Does machine learning replace rules or can they work together?
In this (relatively) new world of AI and machine learning, there is sometimes confusion as to where machine learning can, not just be applied, but produce significant gains for an organization or for consumers.
This is important because machine learning is not necessarily the answer for everything, and even when machine learning can be useful, there are different ways to apply machine learning.
So, what were companies using before machine learning became so popular?
In some cases where ML is used today, previously a system using a hard-coded set of rules was employed. Some believe ML should completely replace rules-based systems, but maybe there are still places where direct human insight can be beneficial, or even necessary.
There is a useful blog post on this topic, written by Neal Lathia, Director of Machine Learning at Monzo, who also has a PhD in recommender systems. He makes the point that instead of narrowly focusing on replacing all rules-based systems with ML, one needs to focus on how ML can “improve the outcomes of the entire system.” Moreover, “if you can write a rule set that captures everything you need, then you don’t need machine learning!”
There are cases where ML can actually enhance, instead of fully replace, rules-based systems. First, ML can be used to help design the rules. For example, an ML algorithm can be trained to predict a particular outcome, using whichever features are available. Then, one can look at which features were given the most weight by the model and use this information to design a rule, or set of rules.
Alternatively, one can use ML in conjunction with rules as part of the same system.
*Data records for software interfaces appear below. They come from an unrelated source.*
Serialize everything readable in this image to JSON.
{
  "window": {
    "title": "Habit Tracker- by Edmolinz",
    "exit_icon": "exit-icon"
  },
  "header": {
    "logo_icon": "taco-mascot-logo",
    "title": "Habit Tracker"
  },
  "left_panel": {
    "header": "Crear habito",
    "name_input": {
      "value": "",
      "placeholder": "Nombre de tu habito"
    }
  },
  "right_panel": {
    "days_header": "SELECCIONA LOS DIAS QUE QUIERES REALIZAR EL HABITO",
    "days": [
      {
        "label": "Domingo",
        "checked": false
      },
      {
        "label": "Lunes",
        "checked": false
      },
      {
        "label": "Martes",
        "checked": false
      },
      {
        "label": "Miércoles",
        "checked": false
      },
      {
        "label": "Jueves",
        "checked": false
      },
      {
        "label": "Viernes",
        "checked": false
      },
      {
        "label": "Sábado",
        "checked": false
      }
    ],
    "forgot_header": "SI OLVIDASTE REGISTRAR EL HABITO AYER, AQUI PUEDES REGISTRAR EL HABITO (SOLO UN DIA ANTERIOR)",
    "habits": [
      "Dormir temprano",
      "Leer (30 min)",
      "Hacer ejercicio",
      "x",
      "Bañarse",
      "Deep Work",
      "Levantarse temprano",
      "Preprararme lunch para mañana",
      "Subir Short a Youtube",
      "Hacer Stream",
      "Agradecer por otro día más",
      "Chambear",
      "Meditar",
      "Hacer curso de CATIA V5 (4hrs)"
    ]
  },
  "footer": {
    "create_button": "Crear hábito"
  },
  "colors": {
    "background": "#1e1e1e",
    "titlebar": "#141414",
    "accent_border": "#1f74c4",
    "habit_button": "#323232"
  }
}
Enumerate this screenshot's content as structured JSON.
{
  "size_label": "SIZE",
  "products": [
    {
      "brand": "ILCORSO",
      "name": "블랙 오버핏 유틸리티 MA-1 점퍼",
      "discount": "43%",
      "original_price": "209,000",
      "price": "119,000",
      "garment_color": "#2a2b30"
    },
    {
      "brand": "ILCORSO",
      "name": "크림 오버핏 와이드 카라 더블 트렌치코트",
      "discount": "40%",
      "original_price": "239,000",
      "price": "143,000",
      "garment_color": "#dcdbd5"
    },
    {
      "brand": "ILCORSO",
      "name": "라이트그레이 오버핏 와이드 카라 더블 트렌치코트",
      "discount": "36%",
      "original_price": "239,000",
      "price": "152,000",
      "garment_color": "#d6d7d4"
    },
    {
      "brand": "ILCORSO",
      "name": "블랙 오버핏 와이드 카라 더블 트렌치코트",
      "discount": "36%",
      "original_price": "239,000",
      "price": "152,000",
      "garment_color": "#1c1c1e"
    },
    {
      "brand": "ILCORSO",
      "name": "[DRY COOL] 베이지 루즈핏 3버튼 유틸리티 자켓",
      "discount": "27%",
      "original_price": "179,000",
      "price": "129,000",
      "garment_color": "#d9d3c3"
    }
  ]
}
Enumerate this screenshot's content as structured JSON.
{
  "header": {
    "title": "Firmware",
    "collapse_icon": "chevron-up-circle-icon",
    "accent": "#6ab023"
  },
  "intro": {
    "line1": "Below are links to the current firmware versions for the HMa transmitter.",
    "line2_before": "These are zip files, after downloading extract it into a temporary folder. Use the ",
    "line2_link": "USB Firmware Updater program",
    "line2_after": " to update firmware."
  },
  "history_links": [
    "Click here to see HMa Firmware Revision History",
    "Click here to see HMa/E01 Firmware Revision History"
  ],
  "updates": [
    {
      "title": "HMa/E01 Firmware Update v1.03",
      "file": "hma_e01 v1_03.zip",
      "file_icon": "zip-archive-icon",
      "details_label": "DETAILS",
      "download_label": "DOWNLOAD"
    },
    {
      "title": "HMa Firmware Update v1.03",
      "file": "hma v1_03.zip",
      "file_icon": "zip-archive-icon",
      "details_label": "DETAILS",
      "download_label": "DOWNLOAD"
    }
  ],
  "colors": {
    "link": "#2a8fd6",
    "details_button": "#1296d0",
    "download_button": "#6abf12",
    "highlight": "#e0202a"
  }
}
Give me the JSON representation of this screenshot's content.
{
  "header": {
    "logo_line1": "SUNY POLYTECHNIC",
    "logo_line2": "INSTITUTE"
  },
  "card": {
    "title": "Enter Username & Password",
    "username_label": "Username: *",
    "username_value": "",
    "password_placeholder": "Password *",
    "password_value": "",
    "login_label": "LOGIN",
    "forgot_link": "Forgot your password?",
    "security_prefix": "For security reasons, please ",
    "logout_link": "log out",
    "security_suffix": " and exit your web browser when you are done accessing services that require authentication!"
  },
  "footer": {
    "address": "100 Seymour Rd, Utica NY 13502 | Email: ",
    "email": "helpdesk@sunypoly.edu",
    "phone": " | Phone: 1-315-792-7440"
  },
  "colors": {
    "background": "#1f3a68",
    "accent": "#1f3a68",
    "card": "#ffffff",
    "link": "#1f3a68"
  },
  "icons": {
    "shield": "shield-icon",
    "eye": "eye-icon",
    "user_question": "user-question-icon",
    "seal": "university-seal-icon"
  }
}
For example, if there is a case that does not fit any of the hard-coded rules, then this case can be sent to an ML algorithm that will make a decision instead.
I recommend reading the whole post, but the main takeaway here is that while ML can be immensely useful in many cases, there are still times that hard-coded human decisions are needed and, perhaps more interestingly, there are really useful ways that ML and rules set by humans can be used together to achieve the best result for a given system.
For more recommendations on when to use rules versus ML, see this article by an engineer at Capital One.
As many data scientists, including myself, are using Python, I will occasionally include some tips and tricks or interesting packages to share.
Do you use
range() when writing your
for loops? If so, check out the
enumerate function, which gives you access to both the index and the value on each iteration of the loop:
for index, element in enumerate(some_list_or_array): print(index, element)
See this article on Medium for more.
References and Notes
 Neal Lathia's Blog Post - https://nlathia.github.io/2020/10/ML-and-rule-engines.html
 Capital One Tech Article - https://medium.com/capital-one-tech/a-modern-dilemma-when-to-use-rules-vs-machine-learning-61cc908769b0